“Oh my god! I’m so sorry!” I said to the guy on whose foot I had just stomped.
“Those heels should be illegal, they’re practically a weapon.”
“I’m really sorry. I was just trying to make a point to my friend over there.” I waved my hand in Anne’s direction and found her doubled over with laughter.
“I’m thinking friends over,” I said.
“Whatever,” she replied flippantly. He’s cute, she mouthed to me before whirling around to join another club. When would she study with all her extracurriculars crammed into her day?
Giving my full attention to my victim, I noticed Anne was absolutely, one hundred percent correct. He was more than cute in fact, downright handsome. He stood a full head taller than I with very broad shoulders. I had no doubt he could effortlessly lift and throw me across the lawn if he were so inclined to take his revenge. His black hair was cut stylishly but neatly, emphasizing his sharp facial features. I wondered which of us had more freckles. It was a close battle, yet after a few minutes of contemplating, I concluded I had him beat.

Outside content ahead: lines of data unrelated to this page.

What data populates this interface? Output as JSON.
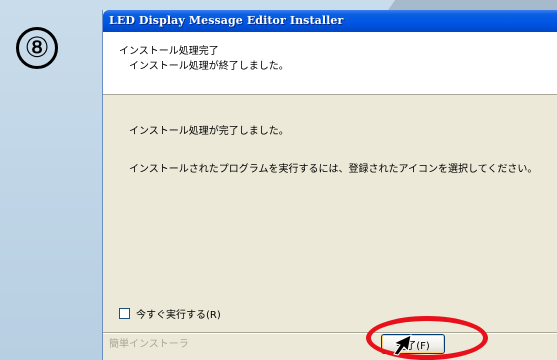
{
  "step_marker": "⑧",
  "window": {
    "title": "LED Display Message Editor Installer"
  },
  "header": {
    "title": "インストール処理完了",
    "subtitle": "インストール処理が終了しました。"
  },
  "body": {
    "line1": "インストール処理が完了しました。",
    "line2": "インストールされたプログラムを実行するには、登録されたアイコンを選択してください。"
  },
  "run_now": {
    "label": "今すぐ実行する(R)",
    "checked": false
  },
  "footer": {
    "brand": "簡単インストーラ",
    "finish_label": "完了(F)"
  },
  "colors": {
    "titlebar": "#0055e5",
    "highlight_circle": "#e8101a",
    "dialog_bg": "#ece9d8"
  },
  "icons": {
    "pointer": "arrow-pointer-icon"
  }
}
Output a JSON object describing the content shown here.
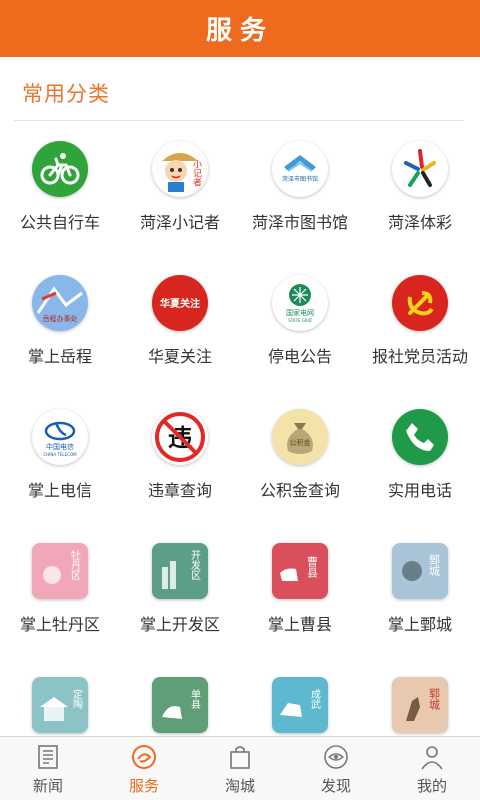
{
  "header": {
    "title": "服务"
  },
  "section": {
    "title": "常用分类"
  },
  "colors": {
    "accent": "#ee6a1c"
  },
  "items": [
    {
      "label": "公共自行车",
      "icon": "bicycle-icon"
    },
    {
      "label": "菏泽小记者",
      "icon": "reporter-mascot-icon",
      "text": "小记者"
    },
    {
      "label": "菏泽市图书馆",
      "icon": "library-icon",
      "text": "菏泽市图书馆"
    },
    {
      "label": "菏泽体彩",
      "icon": "lottery-star-icon"
    },
    {
      "label": "掌上岳程",
      "icon": "yuecheng-icon",
      "text": "岳程办事处"
    },
    {
      "label": "华夏关注",
      "icon": "huaxia-icon",
      "text": "华夏关注"
    },
    {
      "label": "停电公告",
      "icon": "state-grid-icon",
      "text": "国家电网",
      "subtext": "STATE GRID"
    },
    {
      "label": "报社党员活动",
      "icon": "party-emblem-icon"
    },
    {
      "label": "掌上电信",
      "icon": "china-telecom-icon",
      "text": "中国电信",
      "subtext": "CHINA TELECOM"
    },
    {
      "label": "违章查询",
      "icon": "violation-icon",
      "text": "违"
    },
    {
      "label": "公积金查询",
      "icon": "fund-bag-icon",
      "text": "公积金"
    },
    {
      "label": "实用电话",
      "icon": "phone-icon"
    },
    {
      "label": "掌上牡丹区",
      "icon": "mudan-icon",
      "text": "牡丹区"
    },
    {
      "label": "掌上开发区",
      "icon": "kaifa-icon",
      "text": "开发区"
    },
    {
      "label": "掌上曹县",
      "icon": "caoxian-icon",
      "text": "曹县"
    },
    {
      "label": "掌上鄄城",
      "icon": "juancheng-icon",
      "text": "鄄城"
    },
    {
      "label": "",
      "icon": "dingtao-icon",
      "text": "定陶"
    },
    {
      "label": "",
      "icon": "shanxian-icon",
      "text": "单县"
    },
    {
      "label": "",
      "icon": "chengwu-icon",
      "text": "成武"
    },
    {
      "label": "",
      "icon": "yuncheng-icon",
      "text": "郓城"
    }
  ],
  "tabs": [
    {
      "label": "新闻",
      "icon": "newspaper-icon",
      "active": false
    },
    {
      "label": "服务",
      "icon": "service-icon",
      "active": true
    },
    {
      "label": "淘城",
      "icon": "shopping-bag-icon",
      "active": false
    },
    {
      "label": "发现",
      "icon": "discover-icon",
      "active": false
    },
    {
      "label": "我的",
      "icon": "user-icon",
      "active": false
    }
  ]
}
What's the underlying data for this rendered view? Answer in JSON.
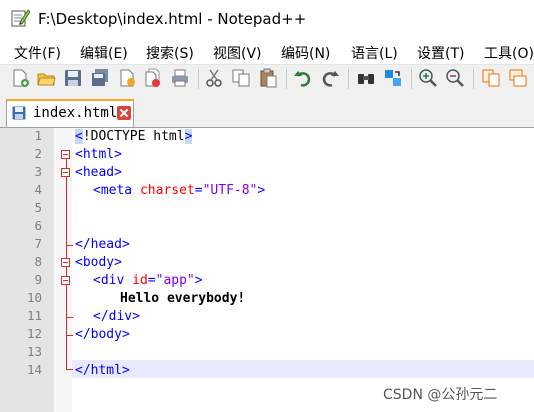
{
  "window": {
    "title": "F:\\Desktop\\index.html - Notepad++"
  },
  "menu": {
    "items": [
      "文件(F)",
      "编辑(E)",
      "搜索(S)",
      "视图(V)",
      "编码(N)",
      "语言(L)",
      "设置(T)",
      "工具(O)"
    ]
  },
  "toolbar": {
    "icons": [
      "new-file-icon",
      "open-file-icon",
      "save-icon",
      "save-all-icon",
      "close-icon",
      "close-all-icon",
      "print-icon",
      "cut-icon",
      "copy-icon",
      "paste-icon",
      "undo-icon",
      "redo-icon",
      "find-icon",
      "replace-icon",
      "zoom-in-icon",
      "zoom-out-icon",
      "sync-vertical-icon",
      "sync-horizontal-icon"
    ]
  },
  "tab": {
    "label": "index.html"
  },
  "editor": {
    "line_numbers": [
      "1",
      "2",
      "3",
      "4",
      "5",
      "6",
      "7",
      "8",
      "9",
      "10",
      "11",
      "12",
      "13",
      "14"
    ],
    "lines": {
      "l1_lt": "<",
      "l1_doctype": "!DOCTYPE html",
      "l1_gt": ">",
      "l2": "<html>",
      "l3": "<head>",
      "l4_open": "<meta ",
      "l4_attr": "charset",
      "l4_eq": "=",
      "l4_val": "\"UTF-8\"",
      "l4_close": ">",
      "l7": "</head>",
      "l8": "<body>",
      "l9_open": "<div ",
      "l9_attr": "id",
      "l9_eq": "=",
      "l9_val": "\"app\"",
      "l9_close": ">",
      "l10": "Hello everybody!",
      "l11": "</div>",
      "l12": "</body>",
      "l14": "</html>"
    }
  },
  "watermark": "CSDN @公孙元二",
  "colors": {
    "tag": "#0000ff",
    "attribute": "#ff0000",
    "value": "#8000ff",
    "fold_marker": "#d32f2f",
    "current_line": "#e8e8ff"
  }
}
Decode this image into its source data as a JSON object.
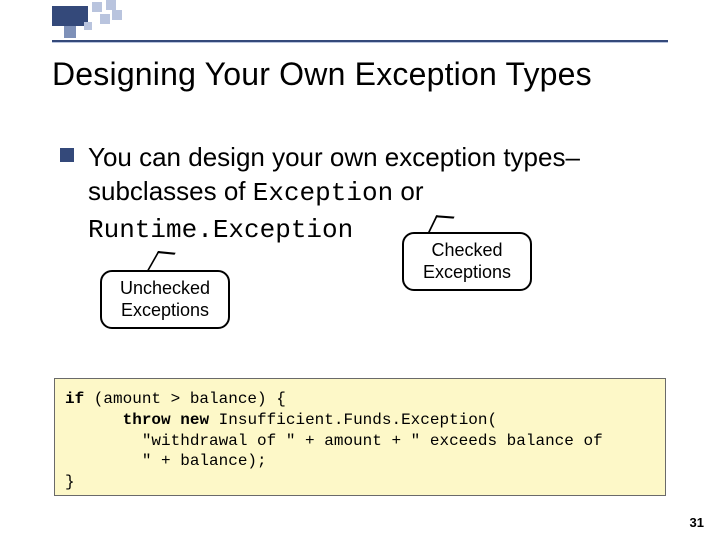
{
  "title": "Designing Your Own Exception Types",
  "bullet": {
    "line1_a": "You can design your own exception types–",
    "line1_b": "subclasses of ",
    "code1": "Exception",
    "line1_c": " or",
    "code2": "Runtime.Exception"
  },
  "callouts": {
    "unchecked_l1": "Unchecked",
    "unchecked_l2": "Exceptions",
    "checked_l1": "Checked",
    "checked_l2": "Exceptions"
  },
  "code": {
    "kw_if": "if",
    "l1_rest": " (amount > balance) {",
    "l2_indent": "      ",
    "kw_throw": "throw",
    "sp": " ",
    "kw_new": "new",
    "l2_rest": " Insufficient.Funds.Exception(",
    "l3": "        \"withdrawal of \" + amount + \" exceeds balance of",
    "l4": "        \" + balance);",
    "l5": "}"
  },
  "page_number": "31"
}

“What’s with the uniform?” I asked to cover the fact that I was silently admiring his physique. “Are you in the Army?”
“Not a chance. I don’t do guns.”
“It’s not all guns. It’s early mornings too.”
“Yeah, you’re barking up the wrong tree here.”
Ok. Now what? We stood there, awkwardly staring at each other like middle schoolers who only associated because their mothers were friends but in reality had very little in common. I felt gangly an uncoordinated. What a way to meet someone, by stepping on him. He must think I couldn’t control my own limbs. And now that I had nothing to say … I was both a pubic menace and dumb on top of it.
“Sooo,” I said dragging out the word while my brain desperately searched for a topic of conversation, “if you’re in the Army, how come you’re not tough enough to handle a woman’s shoe?”
“Well, I wasn’t exactly expecting an ambush in Connecticut. You definitely took advantage of the element of surprise.”
“That’s me. All about tactics.” I could hear everyone who knew anything about me laughing. I barely thought through what I should have for breakfast.
He snorted, his baby blue eyes sparkling. My insides turned over.
“I’m calling your bluff.”
I laughed and shrugged. “At least I’m not scared of a shoe.”
“I think any man would be on my side with this one. Besides one time I saw this CSI show where a crazy woman killed her husband with a stiletto.”
“Maybe that’s why I don’t have a boyfriend. My shoes scare any potential wimps away.”
Or maybe I didn’t have a boyfriend because Joe used to …
No, Candace. Don’t go there.
He crossed his arms over his chest and raised an eyebrow. Oh no. Maybe that last comment would soon produce an undesired pick up line. I wasn’t ready for the dating scene yet.
“No boyfriend, huh? Maybe you’re better at tactics than I thought.”
“You knew I have a soft spot for redheads and, being single and sensing that I myself am also single, mutilated my foot on purpose.”
I blushed and gathered my hair into a ponytail to keep his soft spot in check. This ROTC boy might have a soft spot for redheads, but I had no desire to acquire another boyfriend after the disaster that had been my last relationship. Unexpected pain slammed my stomach like his fists used to. I shook my head. Why wasn’t I over this?
“Don’t flatter yourself. There were no tactics employed, I can assure you.”
“So I shouldn’t ask you out right now?”
He scratched his chin and looked at me through those sky blue orbs long enough to shake my convictions. All men weren’t sleazeballs; I knew that on some level. Besides, this was college, the time for reinventing yourself and trying new things. Why not step out of my comfort zone and give this nice, handsome, older man a chance? There was the odd chance that I he wouldn’t make me cry every night. He might be a gentleman. He might.
One of his friends, also in uniform, saw him talking to me, sauntered over to us, and clapped him on the shoulder. “Atta boy, Derek! Make me proud.”
Well. That was why he would not be receiving the benefit of the doubt. He, being a man, handsome or no, was only after one thing. There were no gentlemen left in the world.
“Cool your jets, soldier. Gotta try harder than that. I’ll see you around.”
With that, I walked back to Anne.
Copyright Rosemary Lauryn. All rights reserved.